(Items from an interface collection)
-- Opening Marker --

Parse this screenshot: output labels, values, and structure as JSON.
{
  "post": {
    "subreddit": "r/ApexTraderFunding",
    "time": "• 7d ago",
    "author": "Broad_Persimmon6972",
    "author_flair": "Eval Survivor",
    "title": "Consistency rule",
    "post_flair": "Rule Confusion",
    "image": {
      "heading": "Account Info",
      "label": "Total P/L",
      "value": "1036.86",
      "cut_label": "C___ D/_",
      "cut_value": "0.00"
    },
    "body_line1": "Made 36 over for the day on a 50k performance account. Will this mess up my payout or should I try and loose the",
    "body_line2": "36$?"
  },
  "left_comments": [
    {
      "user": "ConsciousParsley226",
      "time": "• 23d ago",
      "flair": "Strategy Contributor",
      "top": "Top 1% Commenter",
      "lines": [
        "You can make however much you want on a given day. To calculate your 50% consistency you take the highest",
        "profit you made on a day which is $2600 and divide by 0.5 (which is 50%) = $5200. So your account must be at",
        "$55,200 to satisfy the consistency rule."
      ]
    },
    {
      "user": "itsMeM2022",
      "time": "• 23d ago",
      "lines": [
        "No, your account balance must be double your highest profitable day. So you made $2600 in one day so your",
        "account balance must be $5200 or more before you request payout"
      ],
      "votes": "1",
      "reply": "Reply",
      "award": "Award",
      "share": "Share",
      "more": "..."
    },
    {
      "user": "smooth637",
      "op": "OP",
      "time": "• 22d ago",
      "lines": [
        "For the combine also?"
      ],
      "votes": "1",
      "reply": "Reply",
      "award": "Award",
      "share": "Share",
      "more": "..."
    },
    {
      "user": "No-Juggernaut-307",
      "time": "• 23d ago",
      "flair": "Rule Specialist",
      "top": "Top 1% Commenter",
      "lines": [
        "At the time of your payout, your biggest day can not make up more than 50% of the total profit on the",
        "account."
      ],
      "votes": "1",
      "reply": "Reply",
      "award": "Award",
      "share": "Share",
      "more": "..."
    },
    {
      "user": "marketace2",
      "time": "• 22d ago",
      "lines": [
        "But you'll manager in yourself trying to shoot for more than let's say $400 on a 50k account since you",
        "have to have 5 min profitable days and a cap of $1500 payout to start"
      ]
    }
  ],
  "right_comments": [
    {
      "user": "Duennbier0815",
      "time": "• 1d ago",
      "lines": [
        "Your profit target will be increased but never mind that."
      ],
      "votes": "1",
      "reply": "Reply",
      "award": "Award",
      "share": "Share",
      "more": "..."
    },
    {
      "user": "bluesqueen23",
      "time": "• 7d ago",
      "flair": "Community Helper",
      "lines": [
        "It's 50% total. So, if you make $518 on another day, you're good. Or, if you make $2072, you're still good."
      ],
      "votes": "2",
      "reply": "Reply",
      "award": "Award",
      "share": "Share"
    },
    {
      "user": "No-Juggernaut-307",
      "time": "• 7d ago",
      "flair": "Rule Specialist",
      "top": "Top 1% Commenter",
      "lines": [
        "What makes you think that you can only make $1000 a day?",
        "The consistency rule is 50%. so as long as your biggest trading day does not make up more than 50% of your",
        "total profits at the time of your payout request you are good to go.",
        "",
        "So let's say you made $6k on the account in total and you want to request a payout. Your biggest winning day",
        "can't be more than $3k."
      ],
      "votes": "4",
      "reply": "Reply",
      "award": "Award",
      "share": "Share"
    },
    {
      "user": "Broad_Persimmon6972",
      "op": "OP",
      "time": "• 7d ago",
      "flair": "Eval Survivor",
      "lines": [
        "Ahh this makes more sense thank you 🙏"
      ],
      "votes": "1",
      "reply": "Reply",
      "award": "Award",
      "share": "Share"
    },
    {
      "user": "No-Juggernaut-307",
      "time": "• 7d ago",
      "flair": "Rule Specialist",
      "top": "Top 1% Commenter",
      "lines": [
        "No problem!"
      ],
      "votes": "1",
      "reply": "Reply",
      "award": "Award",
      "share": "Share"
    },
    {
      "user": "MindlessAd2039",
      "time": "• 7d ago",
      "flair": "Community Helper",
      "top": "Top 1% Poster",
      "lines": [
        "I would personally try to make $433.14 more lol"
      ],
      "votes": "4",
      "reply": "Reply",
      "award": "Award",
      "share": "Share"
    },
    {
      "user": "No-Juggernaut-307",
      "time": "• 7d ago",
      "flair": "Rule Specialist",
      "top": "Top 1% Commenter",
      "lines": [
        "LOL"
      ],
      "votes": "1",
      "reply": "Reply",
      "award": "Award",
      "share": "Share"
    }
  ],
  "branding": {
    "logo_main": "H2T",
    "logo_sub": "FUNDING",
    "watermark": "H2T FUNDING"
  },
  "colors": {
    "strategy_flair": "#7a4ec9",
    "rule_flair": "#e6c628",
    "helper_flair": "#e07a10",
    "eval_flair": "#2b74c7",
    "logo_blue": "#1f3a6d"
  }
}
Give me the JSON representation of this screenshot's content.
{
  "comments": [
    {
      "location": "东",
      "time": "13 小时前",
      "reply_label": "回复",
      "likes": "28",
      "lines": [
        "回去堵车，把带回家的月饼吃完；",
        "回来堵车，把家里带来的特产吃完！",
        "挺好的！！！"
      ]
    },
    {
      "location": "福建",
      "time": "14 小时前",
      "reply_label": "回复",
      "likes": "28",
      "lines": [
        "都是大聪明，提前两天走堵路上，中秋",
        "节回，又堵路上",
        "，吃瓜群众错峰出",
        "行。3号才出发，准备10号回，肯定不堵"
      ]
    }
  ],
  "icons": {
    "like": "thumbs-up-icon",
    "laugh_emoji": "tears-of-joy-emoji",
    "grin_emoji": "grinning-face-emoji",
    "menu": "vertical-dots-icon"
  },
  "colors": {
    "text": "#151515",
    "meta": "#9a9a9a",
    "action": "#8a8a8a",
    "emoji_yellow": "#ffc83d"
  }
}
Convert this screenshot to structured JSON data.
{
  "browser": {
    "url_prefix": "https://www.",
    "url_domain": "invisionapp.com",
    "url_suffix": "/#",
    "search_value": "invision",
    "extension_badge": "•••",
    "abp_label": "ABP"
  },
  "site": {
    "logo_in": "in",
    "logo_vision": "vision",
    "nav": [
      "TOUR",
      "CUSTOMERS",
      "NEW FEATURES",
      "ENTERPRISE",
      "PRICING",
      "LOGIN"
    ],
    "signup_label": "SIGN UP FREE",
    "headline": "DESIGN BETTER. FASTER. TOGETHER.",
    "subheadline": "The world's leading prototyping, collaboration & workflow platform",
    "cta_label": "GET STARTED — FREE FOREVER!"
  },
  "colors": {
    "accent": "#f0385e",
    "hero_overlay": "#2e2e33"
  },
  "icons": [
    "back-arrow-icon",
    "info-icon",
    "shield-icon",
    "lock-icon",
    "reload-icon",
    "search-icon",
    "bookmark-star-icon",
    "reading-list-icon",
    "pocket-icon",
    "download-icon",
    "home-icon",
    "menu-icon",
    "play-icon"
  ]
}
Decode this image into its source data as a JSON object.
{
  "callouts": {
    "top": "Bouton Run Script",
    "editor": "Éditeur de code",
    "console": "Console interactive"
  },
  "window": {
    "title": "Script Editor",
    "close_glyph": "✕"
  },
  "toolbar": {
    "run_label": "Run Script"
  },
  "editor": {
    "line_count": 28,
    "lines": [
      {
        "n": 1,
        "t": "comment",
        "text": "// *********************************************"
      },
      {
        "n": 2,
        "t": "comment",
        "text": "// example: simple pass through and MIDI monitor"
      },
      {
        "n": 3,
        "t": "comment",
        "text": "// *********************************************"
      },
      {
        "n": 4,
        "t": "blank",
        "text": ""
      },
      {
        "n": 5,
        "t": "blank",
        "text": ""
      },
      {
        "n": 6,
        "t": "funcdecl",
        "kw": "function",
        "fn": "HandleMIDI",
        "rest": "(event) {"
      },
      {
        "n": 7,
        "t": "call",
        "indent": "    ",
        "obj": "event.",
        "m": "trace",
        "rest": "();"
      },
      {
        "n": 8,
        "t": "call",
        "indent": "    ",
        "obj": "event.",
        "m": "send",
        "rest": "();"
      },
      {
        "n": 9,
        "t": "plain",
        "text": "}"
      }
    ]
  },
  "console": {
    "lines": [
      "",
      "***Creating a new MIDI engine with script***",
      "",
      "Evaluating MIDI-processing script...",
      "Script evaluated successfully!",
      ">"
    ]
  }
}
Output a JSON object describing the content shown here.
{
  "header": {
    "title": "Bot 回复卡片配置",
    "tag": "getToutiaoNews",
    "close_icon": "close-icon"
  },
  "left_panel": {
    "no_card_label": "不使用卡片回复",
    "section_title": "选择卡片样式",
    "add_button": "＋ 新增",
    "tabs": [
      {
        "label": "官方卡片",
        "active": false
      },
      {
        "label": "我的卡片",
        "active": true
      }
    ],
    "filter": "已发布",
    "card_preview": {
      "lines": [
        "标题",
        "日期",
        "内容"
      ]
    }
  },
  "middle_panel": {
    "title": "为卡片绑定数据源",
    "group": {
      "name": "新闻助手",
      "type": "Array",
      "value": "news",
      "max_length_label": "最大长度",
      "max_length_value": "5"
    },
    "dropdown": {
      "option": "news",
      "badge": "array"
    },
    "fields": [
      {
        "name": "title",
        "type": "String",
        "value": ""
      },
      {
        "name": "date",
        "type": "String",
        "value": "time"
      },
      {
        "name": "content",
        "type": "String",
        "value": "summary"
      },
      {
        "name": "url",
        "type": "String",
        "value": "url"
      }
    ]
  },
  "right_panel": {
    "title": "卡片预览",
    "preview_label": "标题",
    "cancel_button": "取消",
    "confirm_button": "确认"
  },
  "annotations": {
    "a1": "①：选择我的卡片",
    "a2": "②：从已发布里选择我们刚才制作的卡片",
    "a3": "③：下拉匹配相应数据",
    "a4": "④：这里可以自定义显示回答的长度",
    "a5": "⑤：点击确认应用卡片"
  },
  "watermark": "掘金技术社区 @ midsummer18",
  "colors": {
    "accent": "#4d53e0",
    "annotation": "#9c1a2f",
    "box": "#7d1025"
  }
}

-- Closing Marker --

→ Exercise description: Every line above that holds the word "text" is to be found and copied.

→ Task response:
    "text": "#151515",
        "text": "// *********************************************"
        "text": "// example: simple pass through and MIDI monitor"
        "text": "// *********************************************"
        "text": ""
        "text": ""
        "text": "}"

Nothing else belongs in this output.